Nov 9, 2010
6:00pm to 8:30pm ET

Willard Intercontinental Hotel's Grand Ballroom
Washington, DC


On November 9, 2010, the Center for a New American Security (CNAS) hosted a book launch for Monsoon featuring best-selling author Robert Kaplan and NPR’s award-winning correspondent Tom Gjelten.

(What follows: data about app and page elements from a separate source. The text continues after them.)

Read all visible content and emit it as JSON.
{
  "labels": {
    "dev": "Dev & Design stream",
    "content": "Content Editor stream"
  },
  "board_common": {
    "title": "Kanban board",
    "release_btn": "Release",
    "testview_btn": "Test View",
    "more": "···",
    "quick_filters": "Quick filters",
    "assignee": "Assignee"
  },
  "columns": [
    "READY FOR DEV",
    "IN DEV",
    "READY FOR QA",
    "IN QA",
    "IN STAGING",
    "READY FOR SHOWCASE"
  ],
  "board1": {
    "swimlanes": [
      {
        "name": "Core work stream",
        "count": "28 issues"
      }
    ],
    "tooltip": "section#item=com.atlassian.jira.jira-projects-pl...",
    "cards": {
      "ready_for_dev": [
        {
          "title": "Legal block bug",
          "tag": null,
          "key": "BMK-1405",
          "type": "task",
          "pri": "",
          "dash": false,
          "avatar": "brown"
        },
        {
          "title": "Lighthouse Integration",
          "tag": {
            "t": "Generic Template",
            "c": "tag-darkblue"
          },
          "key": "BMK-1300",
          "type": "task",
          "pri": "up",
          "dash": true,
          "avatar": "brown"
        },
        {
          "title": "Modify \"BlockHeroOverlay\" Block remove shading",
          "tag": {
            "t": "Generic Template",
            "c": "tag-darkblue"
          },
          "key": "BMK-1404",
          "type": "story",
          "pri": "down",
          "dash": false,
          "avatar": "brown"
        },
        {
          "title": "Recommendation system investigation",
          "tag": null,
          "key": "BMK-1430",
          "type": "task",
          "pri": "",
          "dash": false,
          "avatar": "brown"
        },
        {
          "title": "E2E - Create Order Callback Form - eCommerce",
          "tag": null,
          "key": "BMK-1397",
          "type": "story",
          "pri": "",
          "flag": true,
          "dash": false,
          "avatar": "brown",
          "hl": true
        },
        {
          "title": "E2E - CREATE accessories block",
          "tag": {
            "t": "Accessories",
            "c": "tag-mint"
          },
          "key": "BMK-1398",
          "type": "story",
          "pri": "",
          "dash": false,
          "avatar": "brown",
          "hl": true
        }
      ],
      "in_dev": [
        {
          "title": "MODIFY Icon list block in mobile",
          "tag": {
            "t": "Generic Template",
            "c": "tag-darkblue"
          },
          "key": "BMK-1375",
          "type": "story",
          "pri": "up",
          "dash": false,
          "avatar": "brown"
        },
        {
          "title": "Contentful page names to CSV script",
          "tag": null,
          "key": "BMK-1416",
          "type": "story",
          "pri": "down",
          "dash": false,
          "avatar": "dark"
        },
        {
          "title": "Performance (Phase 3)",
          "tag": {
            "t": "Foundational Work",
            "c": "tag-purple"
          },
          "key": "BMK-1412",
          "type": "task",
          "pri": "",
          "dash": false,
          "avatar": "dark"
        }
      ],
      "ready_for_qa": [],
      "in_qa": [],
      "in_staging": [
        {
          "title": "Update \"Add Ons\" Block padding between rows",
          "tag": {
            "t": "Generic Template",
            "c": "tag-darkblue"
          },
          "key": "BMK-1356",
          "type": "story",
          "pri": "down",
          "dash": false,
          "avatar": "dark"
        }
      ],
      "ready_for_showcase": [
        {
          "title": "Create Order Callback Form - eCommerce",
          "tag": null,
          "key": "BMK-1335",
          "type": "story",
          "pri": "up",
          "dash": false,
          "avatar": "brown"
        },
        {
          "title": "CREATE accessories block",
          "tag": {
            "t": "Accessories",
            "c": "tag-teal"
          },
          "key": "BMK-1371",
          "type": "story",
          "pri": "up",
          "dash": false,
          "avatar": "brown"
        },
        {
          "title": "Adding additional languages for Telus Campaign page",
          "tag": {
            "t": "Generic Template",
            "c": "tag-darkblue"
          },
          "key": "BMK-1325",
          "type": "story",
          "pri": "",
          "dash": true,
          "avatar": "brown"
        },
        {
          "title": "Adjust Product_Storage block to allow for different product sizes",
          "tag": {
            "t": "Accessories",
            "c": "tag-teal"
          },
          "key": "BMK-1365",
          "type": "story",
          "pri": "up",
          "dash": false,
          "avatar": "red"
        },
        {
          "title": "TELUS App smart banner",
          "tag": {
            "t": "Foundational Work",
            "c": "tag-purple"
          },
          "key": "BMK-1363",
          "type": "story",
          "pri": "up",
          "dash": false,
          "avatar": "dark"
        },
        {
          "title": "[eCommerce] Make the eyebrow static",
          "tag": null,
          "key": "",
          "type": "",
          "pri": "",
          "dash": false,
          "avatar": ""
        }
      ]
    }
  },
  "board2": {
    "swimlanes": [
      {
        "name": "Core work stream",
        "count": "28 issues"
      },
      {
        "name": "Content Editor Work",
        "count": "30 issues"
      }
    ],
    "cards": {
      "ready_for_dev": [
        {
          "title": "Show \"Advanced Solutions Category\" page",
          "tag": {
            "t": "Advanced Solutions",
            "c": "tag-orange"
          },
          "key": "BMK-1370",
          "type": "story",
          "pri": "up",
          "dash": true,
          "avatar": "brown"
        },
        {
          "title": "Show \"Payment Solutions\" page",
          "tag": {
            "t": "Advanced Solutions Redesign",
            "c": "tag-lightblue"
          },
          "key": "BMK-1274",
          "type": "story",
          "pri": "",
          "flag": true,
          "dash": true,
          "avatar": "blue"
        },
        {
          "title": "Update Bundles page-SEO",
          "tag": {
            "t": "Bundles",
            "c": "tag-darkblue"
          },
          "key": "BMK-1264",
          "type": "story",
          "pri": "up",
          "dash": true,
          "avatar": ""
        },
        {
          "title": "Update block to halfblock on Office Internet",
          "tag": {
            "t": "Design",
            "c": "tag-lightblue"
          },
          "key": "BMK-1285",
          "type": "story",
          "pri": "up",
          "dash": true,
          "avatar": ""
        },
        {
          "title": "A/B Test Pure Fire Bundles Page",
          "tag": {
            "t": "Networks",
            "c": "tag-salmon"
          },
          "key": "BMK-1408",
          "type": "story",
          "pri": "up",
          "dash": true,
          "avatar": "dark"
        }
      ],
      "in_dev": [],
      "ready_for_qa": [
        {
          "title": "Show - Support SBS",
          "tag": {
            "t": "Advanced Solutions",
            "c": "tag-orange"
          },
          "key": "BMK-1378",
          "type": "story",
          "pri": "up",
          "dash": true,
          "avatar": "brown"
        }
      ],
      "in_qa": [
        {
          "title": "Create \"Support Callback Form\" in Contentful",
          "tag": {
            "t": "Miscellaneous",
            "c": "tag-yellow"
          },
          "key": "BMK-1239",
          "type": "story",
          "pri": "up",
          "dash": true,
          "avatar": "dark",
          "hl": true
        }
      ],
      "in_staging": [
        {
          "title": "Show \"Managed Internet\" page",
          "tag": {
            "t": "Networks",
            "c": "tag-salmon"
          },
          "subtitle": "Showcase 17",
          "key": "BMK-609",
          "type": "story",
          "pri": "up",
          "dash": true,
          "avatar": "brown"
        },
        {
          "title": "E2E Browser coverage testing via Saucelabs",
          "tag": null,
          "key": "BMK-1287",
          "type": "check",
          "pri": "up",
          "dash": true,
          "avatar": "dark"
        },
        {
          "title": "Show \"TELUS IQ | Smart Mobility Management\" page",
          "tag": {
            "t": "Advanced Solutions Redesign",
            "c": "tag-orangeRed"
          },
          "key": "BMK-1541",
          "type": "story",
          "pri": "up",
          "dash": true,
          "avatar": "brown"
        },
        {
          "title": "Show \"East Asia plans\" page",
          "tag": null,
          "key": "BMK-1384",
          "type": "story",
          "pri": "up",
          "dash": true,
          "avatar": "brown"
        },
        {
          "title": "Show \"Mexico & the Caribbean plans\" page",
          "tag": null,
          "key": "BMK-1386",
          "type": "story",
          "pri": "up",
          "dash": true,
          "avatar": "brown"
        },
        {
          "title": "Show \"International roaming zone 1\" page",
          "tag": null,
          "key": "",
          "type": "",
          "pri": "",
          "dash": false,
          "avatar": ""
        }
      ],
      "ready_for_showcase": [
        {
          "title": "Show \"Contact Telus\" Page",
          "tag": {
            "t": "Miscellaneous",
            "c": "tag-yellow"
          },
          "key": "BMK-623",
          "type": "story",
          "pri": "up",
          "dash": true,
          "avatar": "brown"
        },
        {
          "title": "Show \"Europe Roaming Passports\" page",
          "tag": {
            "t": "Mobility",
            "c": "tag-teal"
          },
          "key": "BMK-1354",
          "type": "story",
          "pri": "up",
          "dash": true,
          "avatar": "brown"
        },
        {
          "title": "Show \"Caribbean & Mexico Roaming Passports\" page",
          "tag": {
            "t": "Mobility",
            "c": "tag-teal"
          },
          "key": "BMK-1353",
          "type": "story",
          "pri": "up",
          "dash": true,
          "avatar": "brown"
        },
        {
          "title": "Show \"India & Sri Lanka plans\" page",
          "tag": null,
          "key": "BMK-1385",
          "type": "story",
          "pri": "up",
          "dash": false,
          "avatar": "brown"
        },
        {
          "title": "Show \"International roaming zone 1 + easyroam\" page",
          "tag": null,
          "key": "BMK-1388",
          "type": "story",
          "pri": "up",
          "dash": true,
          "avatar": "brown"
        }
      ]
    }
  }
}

Like the monsoon itself, a cyclical weather system that can be both destructive and essential for growth and prosperity, the rise of countries like China, India, Pakistan, Indonesia and Sri Lanka represent a shift in global balance that cannot be ignored. From Pakistan’s uncertain future, to the growth of Chinese military power, to African states teetering on the edge of failure, violent Islamic extremism, and piracy, this region will be the true nexus of power and conflict in the coming years. In Monsoon, Kaplan shows how crucial the Indian Ocean area has become to American power in the 21st century. He argues it is in that region – volatile, nuclearized, and plagued by weak infrastructure and young populations tempted by extremism – that the fight for democracy, energy independence, and religious freedom will be lost or won, and where the United States must focus in order to remain relevant in this ever-changing world.